**TASK TO COMPLETE**
Lines that include "Offset" make up the answer; copy all of them from the data below.

Page and application data records:
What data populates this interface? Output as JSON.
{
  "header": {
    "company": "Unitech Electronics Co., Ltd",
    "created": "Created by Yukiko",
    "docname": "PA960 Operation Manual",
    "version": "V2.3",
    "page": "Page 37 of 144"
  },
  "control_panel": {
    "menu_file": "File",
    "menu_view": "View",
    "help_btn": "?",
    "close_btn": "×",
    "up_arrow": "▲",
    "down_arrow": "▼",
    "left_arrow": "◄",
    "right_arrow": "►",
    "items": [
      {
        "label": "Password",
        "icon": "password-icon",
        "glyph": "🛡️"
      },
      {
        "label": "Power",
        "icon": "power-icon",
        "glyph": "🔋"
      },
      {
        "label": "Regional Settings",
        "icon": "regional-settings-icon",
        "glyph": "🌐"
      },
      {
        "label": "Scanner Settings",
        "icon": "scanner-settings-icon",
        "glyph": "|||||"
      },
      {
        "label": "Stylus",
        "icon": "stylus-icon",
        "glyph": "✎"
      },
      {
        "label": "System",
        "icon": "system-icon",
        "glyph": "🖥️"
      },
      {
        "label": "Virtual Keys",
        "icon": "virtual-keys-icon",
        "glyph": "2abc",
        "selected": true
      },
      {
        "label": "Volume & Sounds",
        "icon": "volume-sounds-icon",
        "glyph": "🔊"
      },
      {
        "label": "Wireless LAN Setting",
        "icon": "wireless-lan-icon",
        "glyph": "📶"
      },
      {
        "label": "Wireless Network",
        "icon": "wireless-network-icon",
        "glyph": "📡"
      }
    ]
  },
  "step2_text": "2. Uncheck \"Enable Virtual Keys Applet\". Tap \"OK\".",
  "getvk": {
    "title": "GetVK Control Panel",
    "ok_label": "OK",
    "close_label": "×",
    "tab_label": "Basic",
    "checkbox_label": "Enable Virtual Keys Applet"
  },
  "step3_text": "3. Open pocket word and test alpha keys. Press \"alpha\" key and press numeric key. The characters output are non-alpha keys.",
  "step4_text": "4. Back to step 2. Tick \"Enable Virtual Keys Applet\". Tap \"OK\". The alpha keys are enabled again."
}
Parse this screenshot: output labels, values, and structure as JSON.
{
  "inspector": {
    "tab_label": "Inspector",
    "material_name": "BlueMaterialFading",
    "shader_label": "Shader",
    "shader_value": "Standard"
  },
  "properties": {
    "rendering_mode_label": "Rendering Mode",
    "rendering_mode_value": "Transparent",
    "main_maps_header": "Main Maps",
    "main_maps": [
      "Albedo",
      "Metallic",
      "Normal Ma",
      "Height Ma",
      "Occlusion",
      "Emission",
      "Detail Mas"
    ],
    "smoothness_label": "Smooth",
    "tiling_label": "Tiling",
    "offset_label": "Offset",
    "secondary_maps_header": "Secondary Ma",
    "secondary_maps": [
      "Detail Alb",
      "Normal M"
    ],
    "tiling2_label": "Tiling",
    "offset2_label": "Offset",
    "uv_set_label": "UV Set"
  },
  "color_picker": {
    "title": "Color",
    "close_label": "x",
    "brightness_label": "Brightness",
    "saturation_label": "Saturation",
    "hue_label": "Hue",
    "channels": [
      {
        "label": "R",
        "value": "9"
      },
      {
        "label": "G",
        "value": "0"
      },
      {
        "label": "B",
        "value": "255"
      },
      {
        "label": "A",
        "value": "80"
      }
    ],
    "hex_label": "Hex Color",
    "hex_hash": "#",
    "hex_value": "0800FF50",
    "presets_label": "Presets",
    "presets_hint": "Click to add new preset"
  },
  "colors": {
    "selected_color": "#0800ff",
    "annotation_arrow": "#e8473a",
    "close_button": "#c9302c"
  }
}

**OUTPUT FOR THIS EXERCISE**
    "offset_label": "Offset",
    "offset2_label": "Offset",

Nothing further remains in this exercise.